Bankruptcy is a court proceeding which lets a person or business have some or all of their debts excused. It should typically only be considered as an option of last resort, because it can have significant long-term consequences, even if it can stave off financial disaster. This means that the costs and benefits need to be carefully considered before filing. Bankruptcy is controlled by federal law, and proceeds in federal courts. So, the process for filing for bankruptcy in New Hampshire will be very similar to the process everywhere else in the U.S. However, individual bankruptcy courts have different rules for exemptions, so it might be a good idea to consult with a local lawyer in Lebanon, New Hampshire before filing.

Chapter 7 Bankruptcy in Lebanon, New Hampshire

There are 2 typical forms of bankruptcy in Lebanon, New Hampshire. They are known as Chapter 7 and Chapter 13 Bankruptcy. Chapter 7 liquidates part of the debtor's assets. It requires a certain percentage of the debtor's assets to be sold off to pay as much of his or her debt as possible. However, many forms of property that most people own are exempt, meaning that they don't need to be sold. This often includes houses, vehicles, insurance policies, and necessary personal items, like clothing. These assets are not available to creditors.

Once the non-exempt property is sold, the rest of the dischargeable debt is cleared. Some forms of debt, however, is non-dischargeable, including student loans, criminal fines, and others. If most of your debt in Lebanon, New Hampshire is not dischargeable, Chapter 7 may not be the best option.

Chapter 13 Bankruptcy in Lebanon, New Hampshire

In Lebanon, New Hampshire, Chapter 13 is substantially different from Chapter 7. Chapter 13 may or may not be the best choice for you; this depends on the facts of your specific situation. Chapter 13 Bankruptcy involves a court setting up a revised payment plan, which allows the debtor to pay off most or all of his debts over an extended period of time, through monthly payments that should, assuming that the debtor is willing to make a few sacrifices, be manageable.

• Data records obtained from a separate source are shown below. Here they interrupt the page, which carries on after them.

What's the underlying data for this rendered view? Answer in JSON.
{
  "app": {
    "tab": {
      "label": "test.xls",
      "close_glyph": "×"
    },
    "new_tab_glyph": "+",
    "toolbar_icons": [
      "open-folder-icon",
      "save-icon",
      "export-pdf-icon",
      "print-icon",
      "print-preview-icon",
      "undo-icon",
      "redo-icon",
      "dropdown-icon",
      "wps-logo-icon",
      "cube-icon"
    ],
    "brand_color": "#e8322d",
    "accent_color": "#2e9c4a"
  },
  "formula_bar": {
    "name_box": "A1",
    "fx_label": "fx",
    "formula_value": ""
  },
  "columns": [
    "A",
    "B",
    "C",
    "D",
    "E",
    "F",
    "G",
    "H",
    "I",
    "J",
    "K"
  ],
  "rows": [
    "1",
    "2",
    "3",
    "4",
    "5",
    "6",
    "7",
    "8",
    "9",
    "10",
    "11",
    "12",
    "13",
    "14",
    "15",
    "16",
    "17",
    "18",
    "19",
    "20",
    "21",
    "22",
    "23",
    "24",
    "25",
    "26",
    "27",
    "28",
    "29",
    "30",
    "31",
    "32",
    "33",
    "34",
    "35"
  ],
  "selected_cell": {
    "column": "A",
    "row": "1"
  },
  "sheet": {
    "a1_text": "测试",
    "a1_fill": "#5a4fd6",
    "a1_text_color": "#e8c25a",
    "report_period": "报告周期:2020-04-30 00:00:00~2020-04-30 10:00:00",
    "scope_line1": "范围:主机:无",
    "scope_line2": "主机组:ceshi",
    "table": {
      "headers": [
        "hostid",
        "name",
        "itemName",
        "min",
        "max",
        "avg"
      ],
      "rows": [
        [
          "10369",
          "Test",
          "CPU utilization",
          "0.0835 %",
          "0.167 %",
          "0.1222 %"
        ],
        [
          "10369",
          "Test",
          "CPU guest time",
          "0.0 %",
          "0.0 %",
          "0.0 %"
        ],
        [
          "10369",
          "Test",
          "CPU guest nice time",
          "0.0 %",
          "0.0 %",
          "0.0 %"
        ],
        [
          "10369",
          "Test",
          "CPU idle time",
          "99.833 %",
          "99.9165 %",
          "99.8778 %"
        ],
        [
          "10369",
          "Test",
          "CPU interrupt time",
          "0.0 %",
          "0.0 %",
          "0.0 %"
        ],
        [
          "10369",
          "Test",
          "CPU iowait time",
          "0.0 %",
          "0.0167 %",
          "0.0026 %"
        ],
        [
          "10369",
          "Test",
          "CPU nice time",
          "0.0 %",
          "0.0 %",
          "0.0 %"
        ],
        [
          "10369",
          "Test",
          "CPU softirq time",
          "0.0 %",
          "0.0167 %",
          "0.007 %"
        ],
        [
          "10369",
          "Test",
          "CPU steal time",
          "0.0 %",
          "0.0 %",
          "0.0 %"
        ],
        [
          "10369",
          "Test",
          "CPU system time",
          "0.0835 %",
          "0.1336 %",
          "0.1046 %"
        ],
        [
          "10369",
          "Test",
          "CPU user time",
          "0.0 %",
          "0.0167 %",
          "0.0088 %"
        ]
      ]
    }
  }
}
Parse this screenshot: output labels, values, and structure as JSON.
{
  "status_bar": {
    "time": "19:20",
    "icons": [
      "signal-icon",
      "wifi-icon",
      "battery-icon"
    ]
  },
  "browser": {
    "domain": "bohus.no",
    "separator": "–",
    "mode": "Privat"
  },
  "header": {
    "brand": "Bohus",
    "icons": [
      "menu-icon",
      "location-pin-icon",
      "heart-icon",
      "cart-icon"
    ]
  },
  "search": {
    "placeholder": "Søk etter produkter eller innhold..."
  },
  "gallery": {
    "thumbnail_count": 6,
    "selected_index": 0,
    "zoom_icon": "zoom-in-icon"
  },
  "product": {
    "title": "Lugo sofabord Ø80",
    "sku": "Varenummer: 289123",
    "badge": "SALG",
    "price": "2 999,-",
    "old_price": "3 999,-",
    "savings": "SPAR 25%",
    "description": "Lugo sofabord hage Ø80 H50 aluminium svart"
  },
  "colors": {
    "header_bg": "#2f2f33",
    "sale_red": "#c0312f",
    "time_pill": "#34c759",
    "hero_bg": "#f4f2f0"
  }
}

Which Type of Consumer Bankruptcy Should I File in Lebanon, New Hampshire

The answer to this question depends strongly on your distinct situation. If you have enough stable income to manage a payment plan, and a lot of non-exempt property that you are unwilling to part with, Chapter 13 may be a good option. If you don't have much stable income, and most of your property is exempt, Chapter 7 might be better.

Whatever your situation, you should speak with a local Lebanon, New Hampshire bankruptcy lawyer. Your attorney will be able to advise you of your options and their likely results, which will help you make a more educated decision.